This is a simple and quick recipe similar to aglio e olio. You can make the sauce in the time it takes to cook the pasta. Spaghetti with Cherry Tomatoes has a fresh light taste so I wouldn’t recommend any cheese on this one.
1 lb. spaghetti
¼ cup olive oil
6 cloves garlic, sliced
Salt, black pepper
Red pepper (from a pinch to a tablespoon)
½ cup chopped parsley
1 pint cherry tomatoes
Start a pot of water for the pasta and begin to cook the pasta.
Slowly cook the garlic in the oil in a large frying pan. Add the seasoning (salt, black and red pepper) and the parsley. Stir and then add the tomatoes (half of them cut in half). Cook over a medium heat until the pasta is almost done.
Add a cup of the pasta water to the sauce and then add the almost cooked pasta to finish cooking. Add additional water as necessary to keep it moist.
I can’t remember how old I was when I first ate spaghetti with a fork and spoon. I learned that technique because I grew up in America. If I’d have grown up in Italy, I wouldn’t have been able to use the spoon because it’s considered poor etiquette. Either way, it doesn’t matter much to me how you eat it as long as you don’t cut it with a knife.
ITALIAN CURIOSITIES: SHOULD YOU OR SHOULD YOU NOT USE A SPOON TO EAT SPAGHETTI?

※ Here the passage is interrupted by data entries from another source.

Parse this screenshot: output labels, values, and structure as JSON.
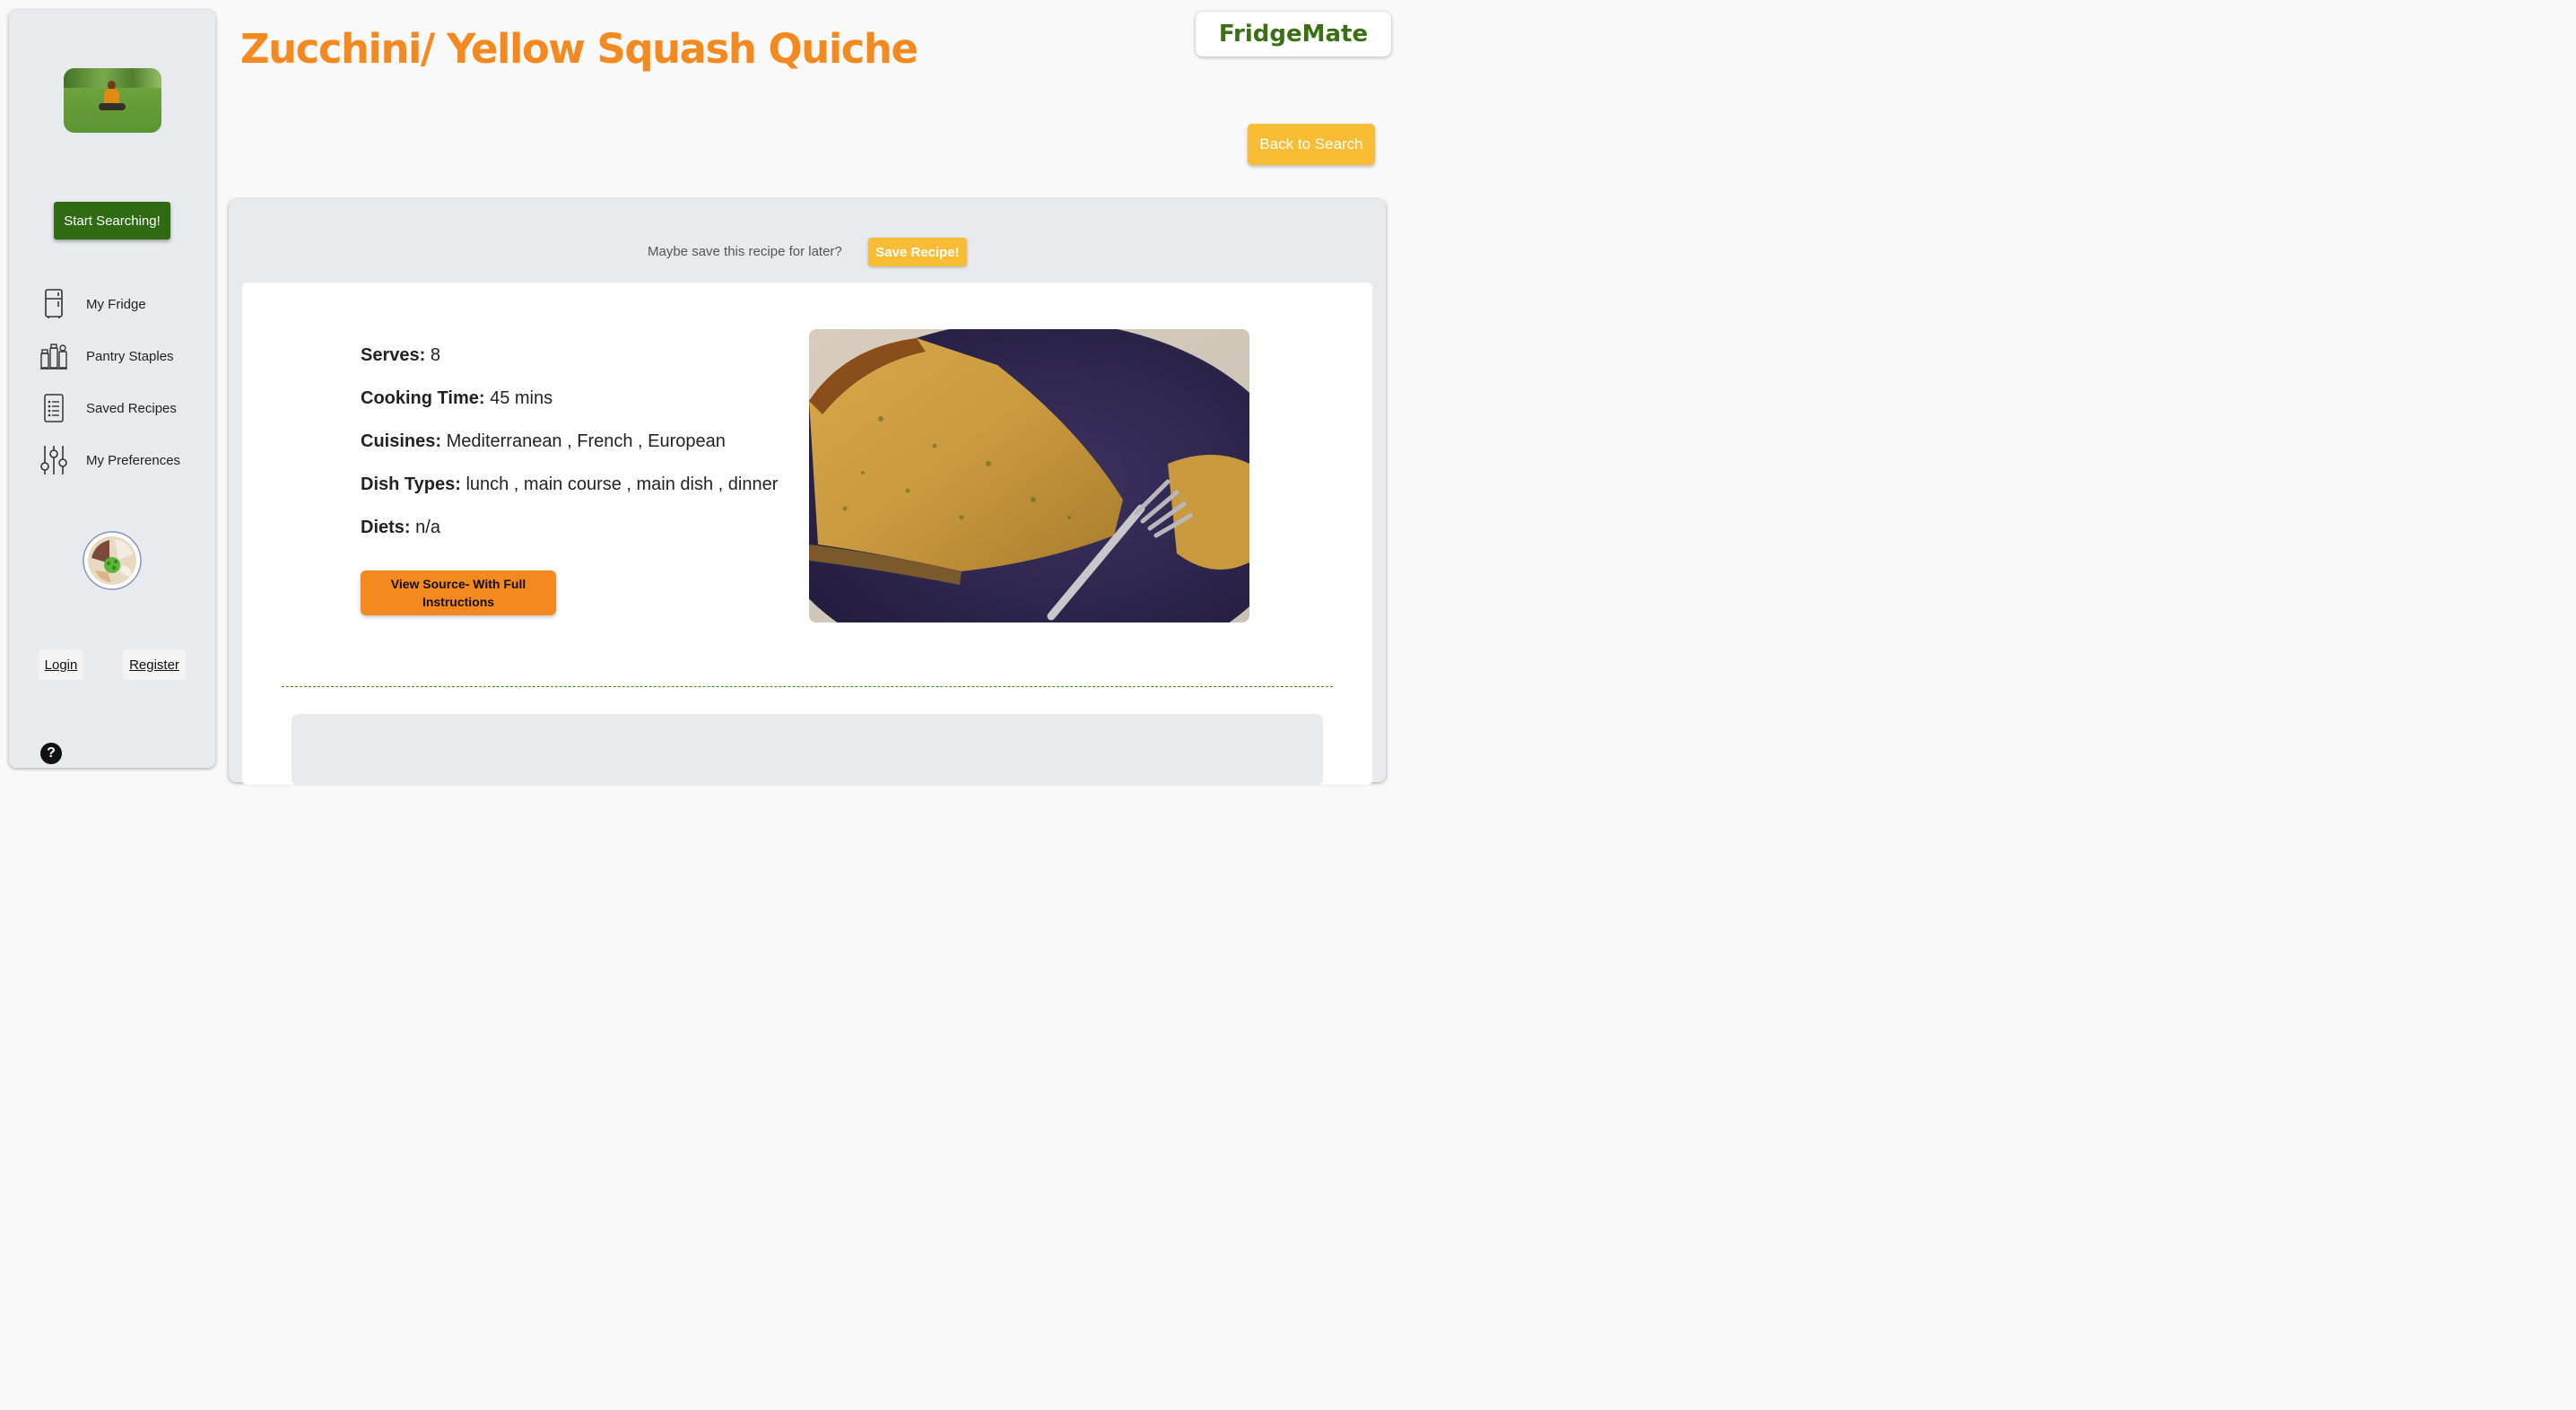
{
  "header": {
    "title": "Zucchini/ Yellow Squash Quiche",
    "brand": "FridgeMate",
    "back_label": "Back to Search"
  },
  "sidebar": {
    "start_label": "Start Searching!",
    "items": [
      {
        "label": "My Fridge",
        "icon": "fridge-icon"
      },
      {
        "label": "Pantry Staples",
        "icon": "pantry-jars-icon"
      },
      {
        "label": "Saved Recipes",
        "icon": "list-document-icon"
      },
      {
        "label": "My Preferences",
        "icon": "sliders-icon"
      }
    ],
    "login_label": "Login",
    "register_label": "Register",
    "help_label": "?"
  },
  "recipe": {
    "save_prompt": "Maybe save this recipe for later?",
    "save_label": "Save Recipe!",
    "serves_label": "Serves:",
    "serves": "8",
    "time_label": "Cooking Time:",
    "time": "45 mins",
    "cuisines_label": "Cuisines:",
    "cuisines": "Mediterranean , French , European",
    "dish_label": "Dish Types:",
    "dish_types": "lunch , main course , main dish , dinner",
    "diets_label": "Diets:",
    "diets": "n/a",
    "source_label": "View Source- With Full Instructions"
  },
  "colors": {
    "accent_orange": "#f4891f",
    "accent_yellow": "#f9bd35",
    "brand_green": "#3b6f14",
    "sidebar_green": "#2e6b12"
  }
}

You know Italians are passionate, sometimes even too much. You just need to look at them when it comes to soccer. In the kitchen, if there is something likely to start up a heated discussion around the table – besides soccer, of course – it must be the way you eat your spaghetti (and long pasta in general) . . .
I know that lots of people don’t like broccoli and this recipe is for them. Roasting it gives it a crisp flavor that makes the difference. This is adapted from Melissa Clark’s recipe in the New York Times.

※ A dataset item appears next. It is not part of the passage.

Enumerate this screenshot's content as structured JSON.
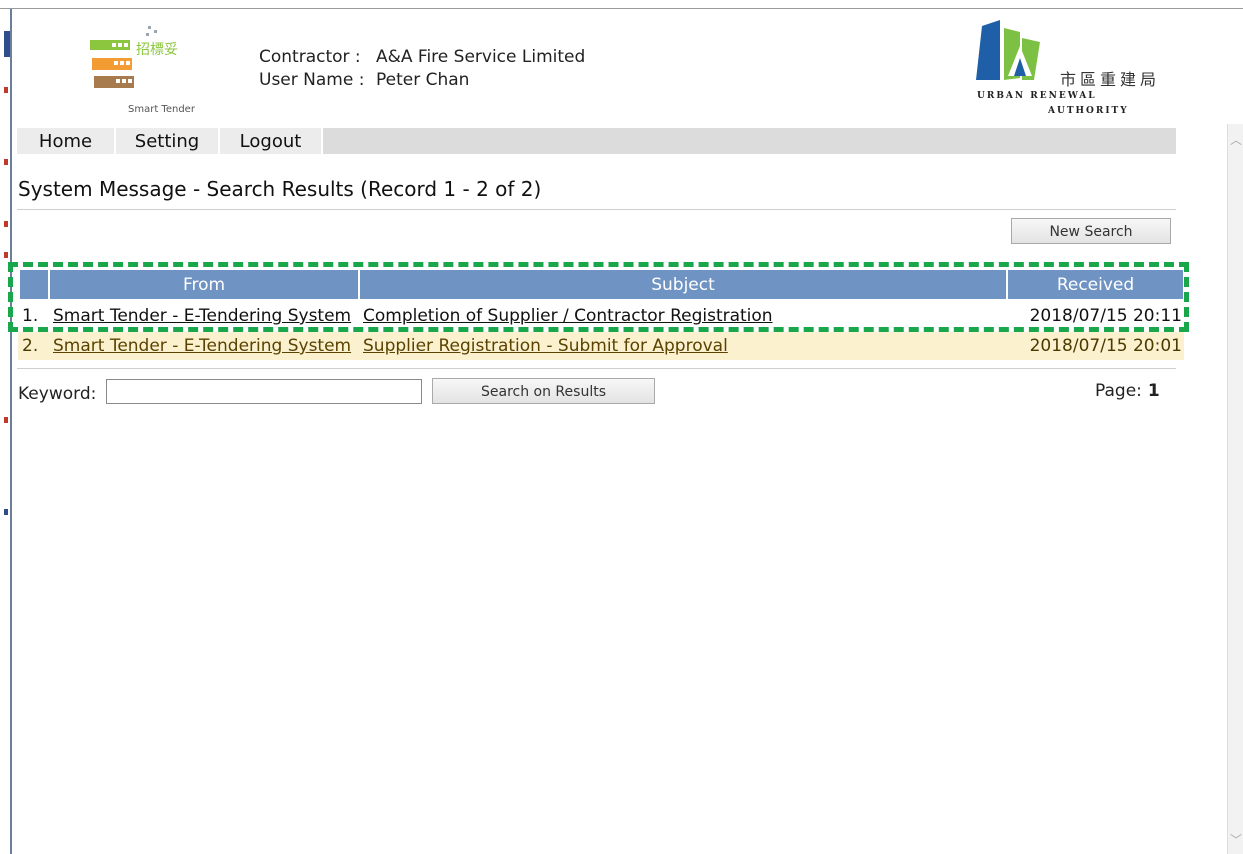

2 ½ lbs. broccoli cut into bite sized florets
2 tbsp. olive oil plus more for drizzling
Salt, black pepper and red pepper flakes
12 oz. small pasta
1/3 cup grated Parmesan cheese
1/3 cup plain breadcrumbs
1 tbsp. lemon zest
12 oz. whole milk ricotta
Pre-heat your over to 425o.
In a bowl, toss the broccoli, 2 tbsp. oil, salt, black, and red pepper. Place it in a large sheet pan and roast for about 10 minutes, toss and roast for another 10 minutes until edges start to lightly brown. Remove, set aside, and set the over to broil.
This baked ditalini (Budino di Ditalini) is adapted from Lydia Bastianich’s recipe.
Ditale in Italian means “thimble,” and hence the name of this delightful little tubular pasta. It is great in soups, but even better when baked. This dish is like a pasta pudding—a savory dish with all the luxury of dessert.
1 tsp. butter, at room temperature
2 tbsp. dried breadcrumbs
½ tsp. salt, plus more for the pot
1 lb. ditalini
4 large eggs
1 cup heavy cream
1 cup milk
2 cups frozen peas, thawed
1½ cups grated Parmigiano
Preheat the oven to 350o and butter a 4 quart rectangular baking dish. Coat it with the breadcrumbs, tapping out any excess.
Bring a largepot of salted water to a boil, add the ditalini, and cook until al dente, drain and let cool.
In a large bowl, whisk together the eggs and salt. Add the cream and milk slowly and whisk until smooth. Stir in the pasta, peas, and 1 cup of the grated cheese.
Spread the mixture into the prepared baking dish, and sprinkle with the remaining half cup of grated cheese. Bake until the custard is set about 35 – 40 minutes. Let rest about 10 minutes before serving.